*How to complete this task*: Select every line containing the word "subtitle" from the material, and copy those lines.

*Input for this task*:
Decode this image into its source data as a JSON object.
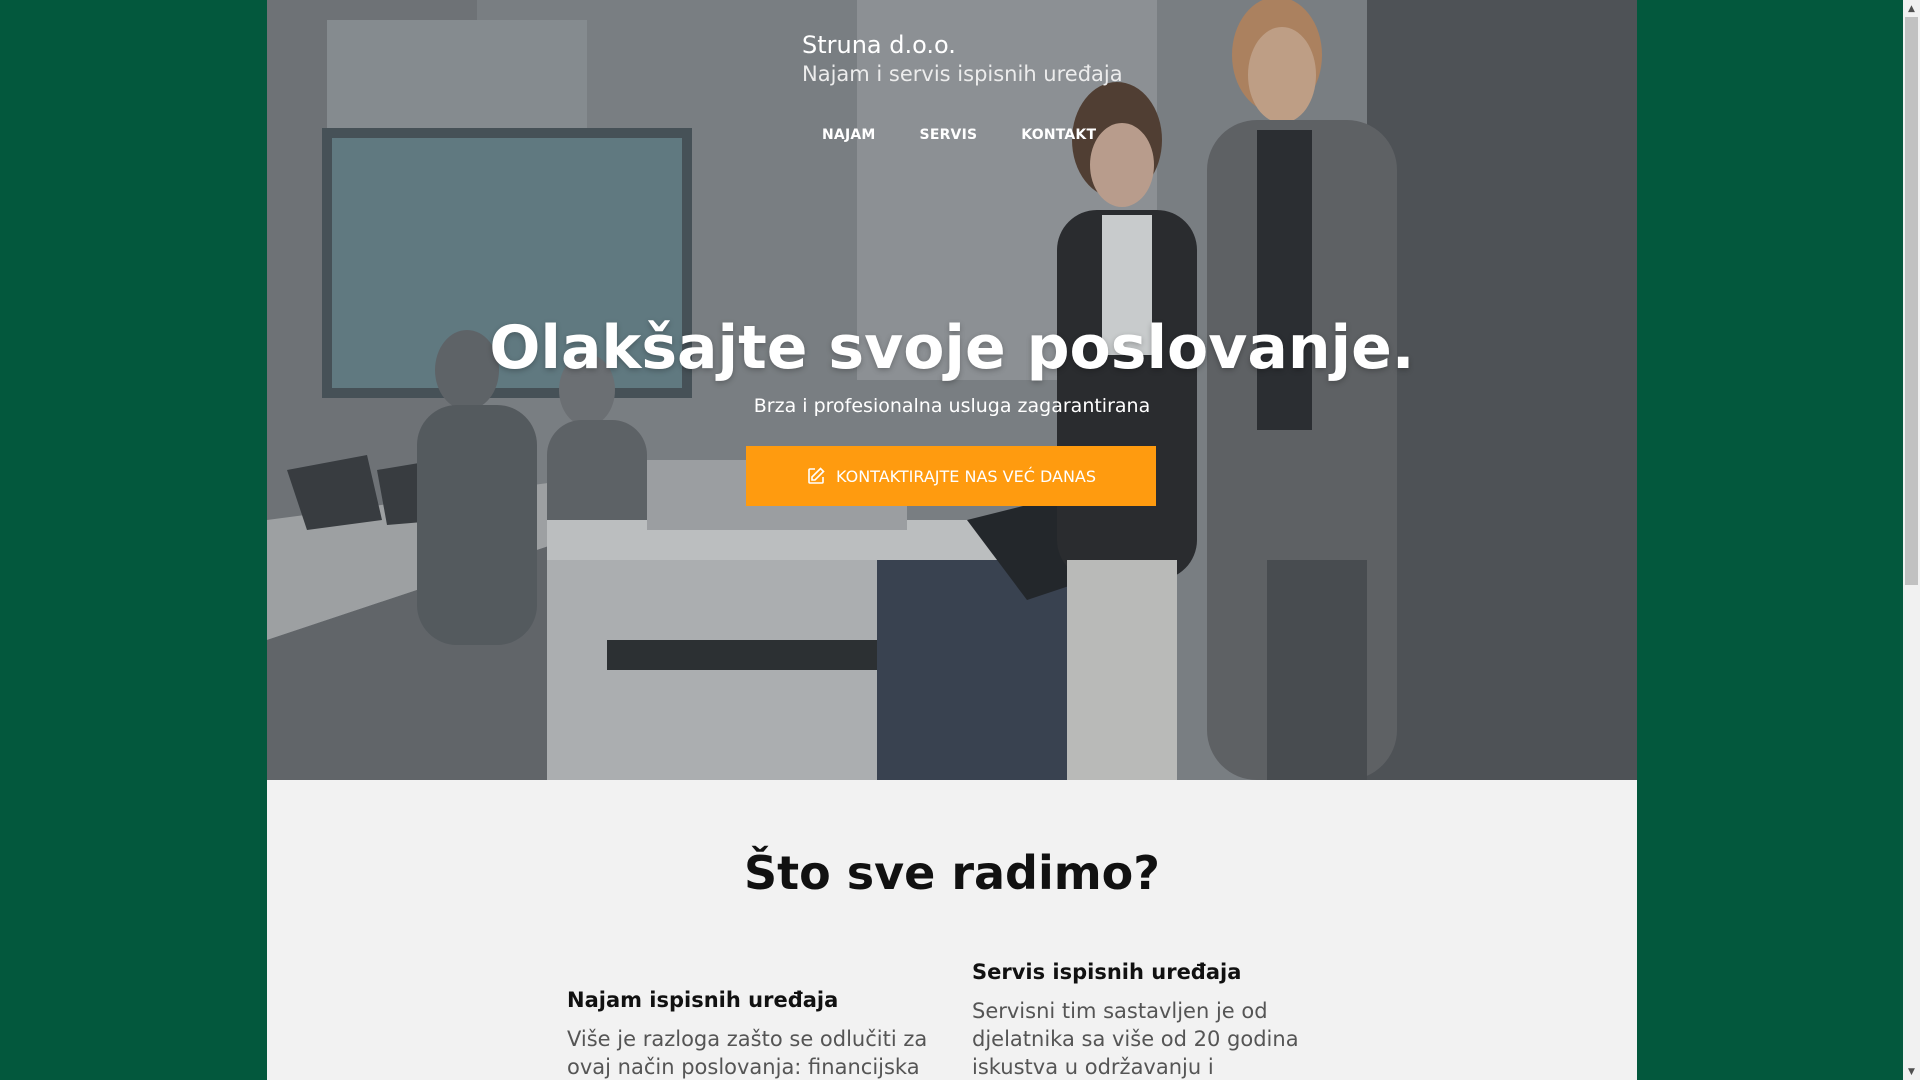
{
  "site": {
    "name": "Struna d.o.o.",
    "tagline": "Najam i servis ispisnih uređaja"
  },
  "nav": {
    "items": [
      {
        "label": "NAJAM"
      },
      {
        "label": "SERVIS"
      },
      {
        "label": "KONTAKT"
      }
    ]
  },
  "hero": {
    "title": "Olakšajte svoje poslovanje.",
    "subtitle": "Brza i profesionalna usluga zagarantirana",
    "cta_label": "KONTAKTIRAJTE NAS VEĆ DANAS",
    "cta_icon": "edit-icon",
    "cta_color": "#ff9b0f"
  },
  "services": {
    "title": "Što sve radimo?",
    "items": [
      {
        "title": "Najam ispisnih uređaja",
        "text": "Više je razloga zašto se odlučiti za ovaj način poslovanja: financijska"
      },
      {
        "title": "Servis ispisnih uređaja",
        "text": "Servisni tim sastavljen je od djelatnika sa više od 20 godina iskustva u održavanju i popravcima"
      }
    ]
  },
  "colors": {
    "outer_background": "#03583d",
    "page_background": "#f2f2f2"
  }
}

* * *

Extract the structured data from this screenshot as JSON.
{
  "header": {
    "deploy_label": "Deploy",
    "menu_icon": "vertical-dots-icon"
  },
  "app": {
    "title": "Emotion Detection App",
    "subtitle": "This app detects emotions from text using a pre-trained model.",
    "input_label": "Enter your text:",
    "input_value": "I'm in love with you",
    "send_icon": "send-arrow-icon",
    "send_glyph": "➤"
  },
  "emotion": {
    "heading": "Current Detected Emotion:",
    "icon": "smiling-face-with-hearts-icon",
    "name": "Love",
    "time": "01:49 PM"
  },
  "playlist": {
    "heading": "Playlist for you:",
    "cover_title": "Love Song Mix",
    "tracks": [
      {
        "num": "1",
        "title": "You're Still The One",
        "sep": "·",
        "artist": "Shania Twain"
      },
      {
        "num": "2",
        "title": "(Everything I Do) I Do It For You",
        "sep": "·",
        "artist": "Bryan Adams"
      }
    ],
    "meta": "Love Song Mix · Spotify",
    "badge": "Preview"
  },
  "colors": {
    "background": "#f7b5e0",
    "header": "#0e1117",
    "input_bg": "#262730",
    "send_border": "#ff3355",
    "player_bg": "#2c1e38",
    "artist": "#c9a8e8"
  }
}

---

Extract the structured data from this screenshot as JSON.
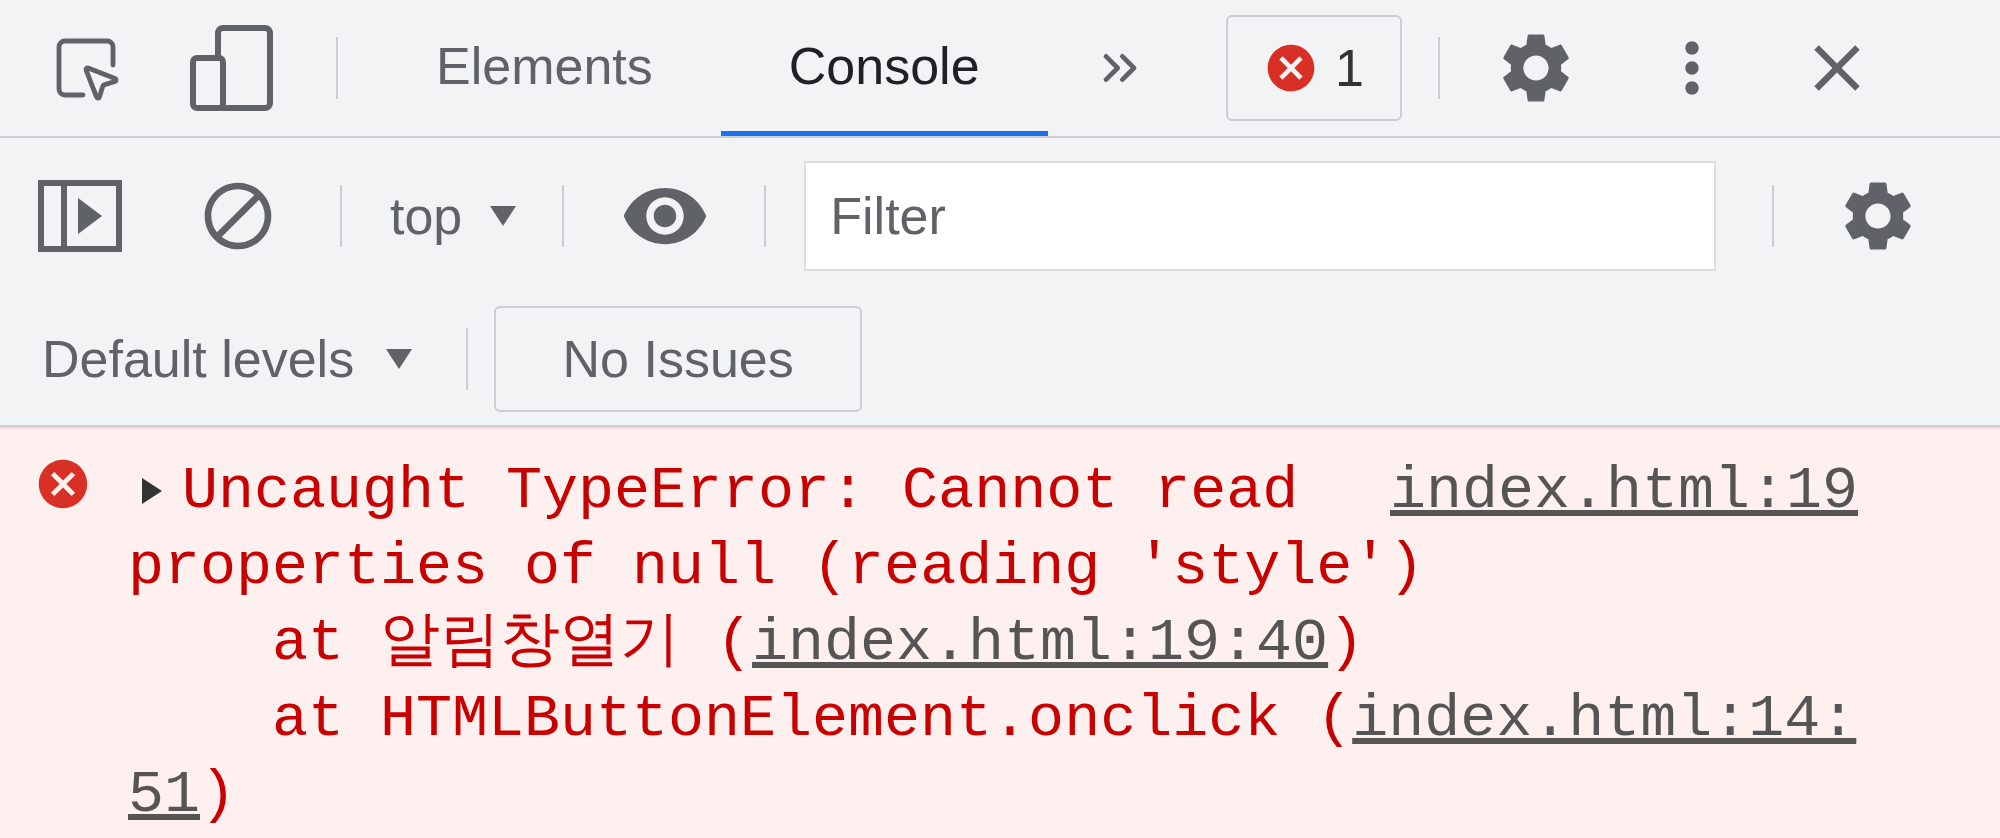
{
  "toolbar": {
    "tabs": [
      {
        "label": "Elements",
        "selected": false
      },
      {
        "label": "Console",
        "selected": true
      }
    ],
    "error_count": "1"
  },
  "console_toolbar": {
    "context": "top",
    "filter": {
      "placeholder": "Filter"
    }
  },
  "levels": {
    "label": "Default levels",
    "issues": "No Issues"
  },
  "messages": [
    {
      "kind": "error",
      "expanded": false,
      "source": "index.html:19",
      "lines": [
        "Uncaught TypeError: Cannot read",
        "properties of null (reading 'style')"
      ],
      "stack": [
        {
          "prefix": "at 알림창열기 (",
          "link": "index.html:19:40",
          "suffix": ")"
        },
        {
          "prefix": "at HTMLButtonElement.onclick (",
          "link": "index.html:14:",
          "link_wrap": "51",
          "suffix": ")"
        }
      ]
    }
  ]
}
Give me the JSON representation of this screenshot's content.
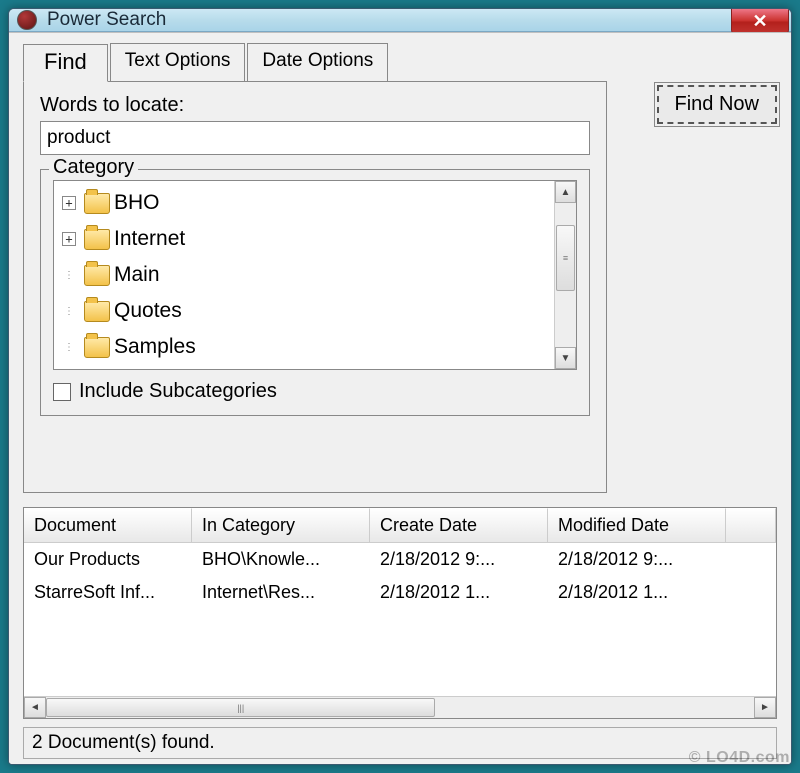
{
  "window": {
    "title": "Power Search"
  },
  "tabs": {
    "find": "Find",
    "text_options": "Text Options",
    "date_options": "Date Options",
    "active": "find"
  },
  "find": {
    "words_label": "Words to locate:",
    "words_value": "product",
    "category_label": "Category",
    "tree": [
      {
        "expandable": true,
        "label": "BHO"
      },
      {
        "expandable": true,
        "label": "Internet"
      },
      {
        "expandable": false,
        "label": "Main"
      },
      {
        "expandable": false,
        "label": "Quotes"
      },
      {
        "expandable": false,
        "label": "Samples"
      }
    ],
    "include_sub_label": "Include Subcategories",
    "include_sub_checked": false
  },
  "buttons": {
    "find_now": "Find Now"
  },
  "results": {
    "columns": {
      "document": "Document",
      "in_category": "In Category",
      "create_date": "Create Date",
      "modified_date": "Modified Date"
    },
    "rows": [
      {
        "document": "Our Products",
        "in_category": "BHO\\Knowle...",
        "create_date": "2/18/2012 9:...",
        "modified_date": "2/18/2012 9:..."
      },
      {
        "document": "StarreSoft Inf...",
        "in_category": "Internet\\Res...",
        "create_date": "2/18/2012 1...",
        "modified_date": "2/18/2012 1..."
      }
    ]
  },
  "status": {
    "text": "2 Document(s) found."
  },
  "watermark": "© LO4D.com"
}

*Solution to the exercise*:
    "subtitle": "Brza i profesionalna usluga zagarantirana",
    "subtitle": "This app detects emotions from text using a pre-trained model.",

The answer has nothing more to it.